The rise and fall of Babylon Health in the United Kingdom

Published last Sunday in TheTimes of London,

this article traces how the once-darling Babylon Health became an “unmitigated disaster”, for which the UK’s National Health Services (NHS) has paid a significant price. 

Babylon used its vision for a privatized NHS with slashed wait times and AI-powered treatment to boost its public offering, via a special-purpose acquisition company, with a $4.2B valuation in June 2021. Many of its promises have been revealed to be overly ambitious, if not doomed from the start, with its AI-powered diagnostics and funding model proving especially flawed.

A pivot to managed care in the US failed to stem a tide of mounting losses, and the company announced plans to go private last week. 

The Gist: There are myriad lessons from the demise of Babylon, a marquis example of a “digital-first” healthcare startup that burned through capital and crashed with the end of the era of cheap money:

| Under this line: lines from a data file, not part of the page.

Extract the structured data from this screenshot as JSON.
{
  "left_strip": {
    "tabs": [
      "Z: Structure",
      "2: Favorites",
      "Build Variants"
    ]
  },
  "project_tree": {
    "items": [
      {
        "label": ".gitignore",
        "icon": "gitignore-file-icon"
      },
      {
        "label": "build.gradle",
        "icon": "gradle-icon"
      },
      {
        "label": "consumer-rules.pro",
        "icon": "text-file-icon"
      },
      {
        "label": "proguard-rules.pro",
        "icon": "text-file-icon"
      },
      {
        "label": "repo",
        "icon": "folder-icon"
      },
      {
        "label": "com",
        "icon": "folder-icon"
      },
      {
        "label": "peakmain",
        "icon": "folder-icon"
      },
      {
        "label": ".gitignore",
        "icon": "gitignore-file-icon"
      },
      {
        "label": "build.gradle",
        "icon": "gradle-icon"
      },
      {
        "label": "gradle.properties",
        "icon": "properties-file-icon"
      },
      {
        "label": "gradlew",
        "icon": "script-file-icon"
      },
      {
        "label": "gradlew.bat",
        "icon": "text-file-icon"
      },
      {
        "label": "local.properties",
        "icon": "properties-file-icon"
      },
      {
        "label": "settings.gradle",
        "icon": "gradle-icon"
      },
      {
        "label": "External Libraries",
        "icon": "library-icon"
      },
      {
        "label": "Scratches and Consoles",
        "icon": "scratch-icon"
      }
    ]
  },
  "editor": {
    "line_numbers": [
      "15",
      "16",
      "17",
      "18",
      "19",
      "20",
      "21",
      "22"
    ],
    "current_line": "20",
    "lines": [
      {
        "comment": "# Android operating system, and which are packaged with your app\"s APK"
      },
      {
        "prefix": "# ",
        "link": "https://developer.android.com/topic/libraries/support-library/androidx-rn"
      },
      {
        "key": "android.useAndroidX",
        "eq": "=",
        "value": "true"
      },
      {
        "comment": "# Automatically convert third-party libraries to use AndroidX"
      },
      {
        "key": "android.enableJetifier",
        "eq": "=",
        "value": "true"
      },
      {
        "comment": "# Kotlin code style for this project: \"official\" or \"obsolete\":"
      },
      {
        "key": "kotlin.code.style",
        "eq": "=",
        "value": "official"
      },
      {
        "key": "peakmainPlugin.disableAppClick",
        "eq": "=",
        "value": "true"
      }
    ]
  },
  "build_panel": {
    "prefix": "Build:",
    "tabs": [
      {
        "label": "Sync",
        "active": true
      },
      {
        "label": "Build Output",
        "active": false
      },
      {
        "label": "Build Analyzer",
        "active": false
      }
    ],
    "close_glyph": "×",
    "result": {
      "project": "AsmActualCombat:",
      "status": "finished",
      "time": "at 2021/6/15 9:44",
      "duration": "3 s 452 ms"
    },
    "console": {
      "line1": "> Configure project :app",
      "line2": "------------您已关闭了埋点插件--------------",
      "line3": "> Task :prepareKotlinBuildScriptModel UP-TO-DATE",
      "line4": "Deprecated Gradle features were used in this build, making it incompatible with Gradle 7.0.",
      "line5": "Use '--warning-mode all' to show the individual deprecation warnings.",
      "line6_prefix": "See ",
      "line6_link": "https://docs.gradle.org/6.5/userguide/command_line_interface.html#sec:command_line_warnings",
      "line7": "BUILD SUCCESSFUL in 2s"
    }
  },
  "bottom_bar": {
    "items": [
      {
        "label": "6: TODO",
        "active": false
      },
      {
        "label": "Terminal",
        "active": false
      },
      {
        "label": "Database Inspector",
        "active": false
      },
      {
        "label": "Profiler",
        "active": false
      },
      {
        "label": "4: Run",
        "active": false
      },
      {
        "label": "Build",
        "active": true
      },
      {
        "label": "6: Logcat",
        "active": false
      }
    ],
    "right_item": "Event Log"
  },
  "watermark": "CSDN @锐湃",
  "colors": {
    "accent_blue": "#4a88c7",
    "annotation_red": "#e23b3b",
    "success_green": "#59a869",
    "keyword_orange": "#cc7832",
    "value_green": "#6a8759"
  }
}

virtual care isn’t a magic wand to reduce wait times, and healthcare startups (and their investors) should think as much about the path to profitability as they do about rapid growth. 

While Babylon did have its finger on the pulse of promising technologies, it applied them irresponsibly: for patients, inaccurate AI diagnoses could be worse than no care at all.

Amid the current AI frenzy, healthcare would benefit from more “slow AI”, developed with clinical and scientific collaboration and rigorous academic study design and testing, over “fast AI”, with pressure to generate returns for private investors pushing entrepreneurs to rapidly develop and deploy technology. 

Leave a Reply

Fill in your details below or click an icon to log in: Logo

You are commenting using your account. Log Out /  Change )

Facebook photo

You are commenting using your Facebook account. Log Out /  Change )

Connecting to %s

This site uses Akismet to reduce spam. Learn how your comment data is processed.